__Exercise prompt__.
Write out the following listing in full, exactly as it reads.

__Data to use__.
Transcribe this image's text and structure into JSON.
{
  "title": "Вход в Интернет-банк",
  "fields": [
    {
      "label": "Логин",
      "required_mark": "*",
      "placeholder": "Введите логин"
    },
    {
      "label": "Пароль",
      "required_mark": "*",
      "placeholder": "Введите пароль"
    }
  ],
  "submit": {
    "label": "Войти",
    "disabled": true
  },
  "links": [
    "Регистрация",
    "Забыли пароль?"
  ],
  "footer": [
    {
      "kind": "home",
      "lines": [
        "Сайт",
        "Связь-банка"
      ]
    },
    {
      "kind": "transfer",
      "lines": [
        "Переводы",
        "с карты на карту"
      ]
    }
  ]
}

__Solution to this problem__.
Transcribe this image's text and structure into JSON.
{
  "title": "Вход в Интернет-банк",
  "fields": [
    {
      "label": "Логин",
      "required_mark": "*",
      "placeholder": "Введите логин"
    },
    {
      "label": "Пароль",
      "required_mark": "*",
      "placeholder": "Введите пароль"
    }
  ],
  "submit": {
    "label": "Войти",
    "disabled": true
  },
  "links": [
    "Регистрация",
    "Забыли пароль?"
  ],
  "footer": [
    {
      "kind": "home",
      "lines": [
        "Сайт",
        "Связь-банка"
      ]
    },
    {
      "kind": "transfer",
      "lines": [
        "Переводы",
        "с карты на карту"
      ]
    }
  ]
}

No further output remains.